→ **WHAT TO WORK ON**
Where a line in the material below has the string "date", please report it.

---------- SOURCE MATERIAL ----------

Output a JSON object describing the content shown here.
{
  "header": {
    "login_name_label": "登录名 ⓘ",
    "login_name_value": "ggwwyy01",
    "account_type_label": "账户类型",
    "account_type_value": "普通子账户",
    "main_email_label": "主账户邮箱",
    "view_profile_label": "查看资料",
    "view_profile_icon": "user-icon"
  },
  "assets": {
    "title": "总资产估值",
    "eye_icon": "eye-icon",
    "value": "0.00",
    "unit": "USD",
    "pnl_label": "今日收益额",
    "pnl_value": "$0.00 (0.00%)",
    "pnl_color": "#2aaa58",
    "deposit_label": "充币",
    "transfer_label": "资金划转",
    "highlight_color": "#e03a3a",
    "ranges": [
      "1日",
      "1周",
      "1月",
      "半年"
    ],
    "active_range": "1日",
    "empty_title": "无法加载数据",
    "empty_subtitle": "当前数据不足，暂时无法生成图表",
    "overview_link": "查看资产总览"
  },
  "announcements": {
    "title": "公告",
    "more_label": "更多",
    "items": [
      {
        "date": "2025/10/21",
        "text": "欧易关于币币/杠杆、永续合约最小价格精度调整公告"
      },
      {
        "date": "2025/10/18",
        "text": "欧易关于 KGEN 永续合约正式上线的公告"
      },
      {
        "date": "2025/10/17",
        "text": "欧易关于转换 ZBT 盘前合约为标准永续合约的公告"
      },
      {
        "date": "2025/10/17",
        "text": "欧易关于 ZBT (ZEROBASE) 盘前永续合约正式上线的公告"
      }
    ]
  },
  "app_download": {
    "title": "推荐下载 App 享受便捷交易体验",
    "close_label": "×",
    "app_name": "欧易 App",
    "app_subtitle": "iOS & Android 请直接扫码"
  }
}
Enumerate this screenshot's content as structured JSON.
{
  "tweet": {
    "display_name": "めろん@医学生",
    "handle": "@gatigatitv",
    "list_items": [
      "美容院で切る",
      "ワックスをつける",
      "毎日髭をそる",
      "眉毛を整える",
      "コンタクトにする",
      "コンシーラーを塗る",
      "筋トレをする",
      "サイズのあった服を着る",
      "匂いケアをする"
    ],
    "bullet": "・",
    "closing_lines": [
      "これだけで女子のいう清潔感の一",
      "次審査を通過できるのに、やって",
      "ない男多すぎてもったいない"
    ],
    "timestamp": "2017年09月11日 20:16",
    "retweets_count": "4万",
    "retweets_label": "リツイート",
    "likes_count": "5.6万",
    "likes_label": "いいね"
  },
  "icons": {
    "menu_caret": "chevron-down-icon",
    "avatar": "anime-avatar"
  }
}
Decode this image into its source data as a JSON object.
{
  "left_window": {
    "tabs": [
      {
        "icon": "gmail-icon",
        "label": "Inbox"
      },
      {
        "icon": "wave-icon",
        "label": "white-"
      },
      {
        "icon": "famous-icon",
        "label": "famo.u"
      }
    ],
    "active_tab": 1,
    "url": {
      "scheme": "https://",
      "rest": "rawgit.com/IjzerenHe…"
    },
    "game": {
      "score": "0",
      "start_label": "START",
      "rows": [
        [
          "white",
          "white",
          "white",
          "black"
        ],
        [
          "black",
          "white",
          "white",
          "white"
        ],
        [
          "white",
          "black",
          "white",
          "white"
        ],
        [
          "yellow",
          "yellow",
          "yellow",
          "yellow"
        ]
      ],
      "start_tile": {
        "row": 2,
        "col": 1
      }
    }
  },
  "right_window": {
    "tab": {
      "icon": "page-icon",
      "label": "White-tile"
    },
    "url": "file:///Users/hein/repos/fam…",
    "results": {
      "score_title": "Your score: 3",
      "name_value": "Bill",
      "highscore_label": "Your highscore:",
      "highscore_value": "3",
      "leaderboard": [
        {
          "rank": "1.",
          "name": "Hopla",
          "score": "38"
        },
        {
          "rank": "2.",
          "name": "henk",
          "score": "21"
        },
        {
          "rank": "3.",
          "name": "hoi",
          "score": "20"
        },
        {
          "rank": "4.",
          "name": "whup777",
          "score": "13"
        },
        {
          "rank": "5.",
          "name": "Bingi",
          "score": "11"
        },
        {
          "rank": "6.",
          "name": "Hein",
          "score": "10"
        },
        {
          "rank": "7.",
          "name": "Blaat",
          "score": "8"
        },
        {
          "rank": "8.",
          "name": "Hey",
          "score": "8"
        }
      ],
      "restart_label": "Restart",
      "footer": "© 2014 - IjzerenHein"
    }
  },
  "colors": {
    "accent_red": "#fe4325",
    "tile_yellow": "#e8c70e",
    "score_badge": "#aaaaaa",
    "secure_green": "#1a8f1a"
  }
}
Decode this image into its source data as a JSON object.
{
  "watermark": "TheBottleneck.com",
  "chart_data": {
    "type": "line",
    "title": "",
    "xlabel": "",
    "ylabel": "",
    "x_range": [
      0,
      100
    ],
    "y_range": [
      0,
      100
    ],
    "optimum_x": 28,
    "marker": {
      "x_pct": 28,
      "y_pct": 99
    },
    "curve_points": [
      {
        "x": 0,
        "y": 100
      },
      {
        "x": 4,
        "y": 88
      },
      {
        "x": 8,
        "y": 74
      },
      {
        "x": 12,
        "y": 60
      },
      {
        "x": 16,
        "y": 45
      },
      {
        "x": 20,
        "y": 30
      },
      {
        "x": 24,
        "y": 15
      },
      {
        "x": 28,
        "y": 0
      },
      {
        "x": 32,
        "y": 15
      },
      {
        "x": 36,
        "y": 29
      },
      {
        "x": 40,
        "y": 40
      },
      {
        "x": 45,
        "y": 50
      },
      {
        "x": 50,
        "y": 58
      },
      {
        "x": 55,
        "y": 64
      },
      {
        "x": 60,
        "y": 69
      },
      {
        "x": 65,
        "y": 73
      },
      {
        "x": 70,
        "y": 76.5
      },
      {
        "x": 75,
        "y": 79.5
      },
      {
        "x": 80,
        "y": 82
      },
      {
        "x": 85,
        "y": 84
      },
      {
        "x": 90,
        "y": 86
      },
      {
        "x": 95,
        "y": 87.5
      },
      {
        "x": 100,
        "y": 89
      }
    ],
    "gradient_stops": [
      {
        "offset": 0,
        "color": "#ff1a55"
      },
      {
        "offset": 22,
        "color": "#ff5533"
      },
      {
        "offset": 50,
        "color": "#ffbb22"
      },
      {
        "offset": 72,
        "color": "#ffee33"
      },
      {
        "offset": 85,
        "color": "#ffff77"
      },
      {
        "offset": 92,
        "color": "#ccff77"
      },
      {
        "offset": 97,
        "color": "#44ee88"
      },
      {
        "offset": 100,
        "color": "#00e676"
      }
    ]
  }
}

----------

→ **ANSWER TO THE PROBLEM**
        "date": "2025/10/21",
        "date": "2025/10/18",
        "date": "2025/10/17",
        "date": "2025/10/17",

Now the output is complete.